▶ Material shown
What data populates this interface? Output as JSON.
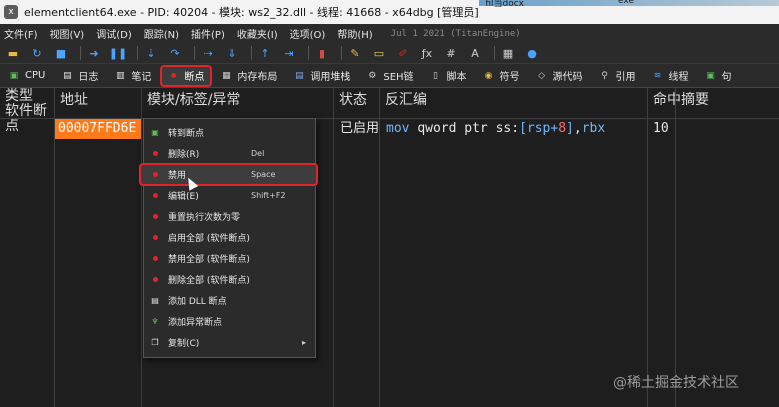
{
  "window": {
    "title": "elementclient64.exe - PID: 40204 - 模块: ws2_32.dll - 线程: 41668 - x64dbg [管理员]",
    "bg_text_1": "fil当docx",
    "bg_text_2": "exe"
  },
  "menubar": {
    "items": [
      "文件(F)",
      "视图(V)",
      "调试(D)",
      "跟踪(N)",
      "插件(P)",
      "收藏夹(I)",
      "选项(O)",
      "帮助(H)"
    ],
    "build": "Jul 1 2021 (TitanEngine)"
  },
  "toolbar": {
    "icons": [
      "open-icon",
      "restart-icon",
      "stop-icon",
      "run-icon",
      "pause-icon",
      "step-into-icon",
      "step-over-icon",
      "trace-into-icon",
      "trace-over-icon",
      "execute-till-return-icon",
      "run-to-user-code-icon",
      "script-icon",
      "edit-icon",
      "patch-icon",
      "highlight-icon",
      "fx-icon",
      "hash-icon",
      "comment-icon",
      "label-icon"
    ]
  },
  "tabs": [
    {
      "label": "CPU",
      "icon": "cpu-icon"
    },
    {
      "label": "日志",
      "icon": "log-icon"
    },
    {
      "label": "笔记",
      "icon": "notes-icon"
    },
    {
      "label": "断点",
      "icon": "breakpoint-icon",
      "active": true
    },
    {
      "label": "内存布局",
      "icon": "memory-map-icon"
    },
    {
      "label": "调用堆栈",
      "icon": "call-stack-icon"
    },
    {
      "label": "SEH链",
      "icon": "seh-icon"
    },
    {
      "label": "脚本",
      "icon": "script-icon"
    },
    {
      "label": "符号",
      "icon": "symbols-icon"
    },
    {
      "label": "源代码",
      "icon": "source-icon"
    },
    {
      "label": "引用",
      "icon": "references-icon"
    },
    {
      "label": "线程",
      "icon": "threads-icon"
    },
    {
      "label": "句",
      "icon": "handles-icon"
    }
  ],
  "grid": {
    "headers": {
      "type": "类型",
      "type_sub": "软件断点",
      "address": "地址",
      "module": "模块/标签/异常",
      "state": "状态",
      "disasm": "反汇编",
      "hits": "命中",
      "summary": "摘要"
    },
    "row": {
      "address": "00007FFD6E",
      "state": "已启用",
      "disasm_mnemonic": "mov",
      "disasm_size": "qword",
      "disasm_ptr": "ptr",
      "disasm_seg": "ss",
      "disasm_reg1": "rsp",
      "disasm_plus": "+",
      "disasm_imm": "8",
      "disasm_reg2": "rbx",
      "hits": "10"
    }
  },
  "context_menu": {
    "items": [
      {
        "label": "转到断点",
        "shortcut": "",
        "icon": "goto-icon"
      },
      {
        "label": "删除(R)",
        "shortcut": "Del",
        "icon": "delete-icon"
      },
      {
        "label": "禁用",
        "shortcut": "Space",
        "icon": "disable-icon",
        "highlighted": true
      },
      {
        "label": "编辑(E)",
        "shortcut": "Shift+F2",
        "icon": "edit-icon"
      },
      {
        "label": "重置执行次数为零",
        "shortcut": "",
        "icon": "reset-icon"
      },
      {
        "label": "启用全部 (软件断点)",
        "shortcut": "",
        "icon": "enable-all-icon"
      },
      {
        "label": "禁用全部 (软件断点)",
        "shortcut": "",
        "icon": "disable-all-icon"
      },
      {
        "label": "删除全部 (软件断点)",
        "shortcut": "",
        "icon": "delete-all-icon"
      },
      {
        "label": "添加 DLL 断点",
        "shortcut": "",
        "icon": "dll-icon"
      },
      {
        "label": "添加异常断点",
        "shortcut": "",
        "icon": "exception-icon"
      },
      {
        "label": "复制(C)",
        "shortcut": "",
        "icon": "copy-icon",
        "submenu": true
      }
    ]
  },
  "watermark": "@稀土掘金技术社区",
  "colors": {
    "highlight_red": "#e0242b",
    "address_bg": "#ff7a1a",
    "keyword_blue": "#6fb7ff",
    "number_red": "#ff6b6b"
  }
}
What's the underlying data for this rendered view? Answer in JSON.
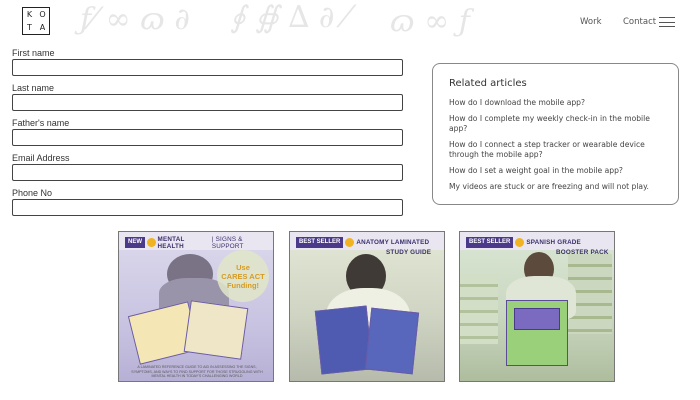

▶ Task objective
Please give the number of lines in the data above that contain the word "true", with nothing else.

▶ Task answer
3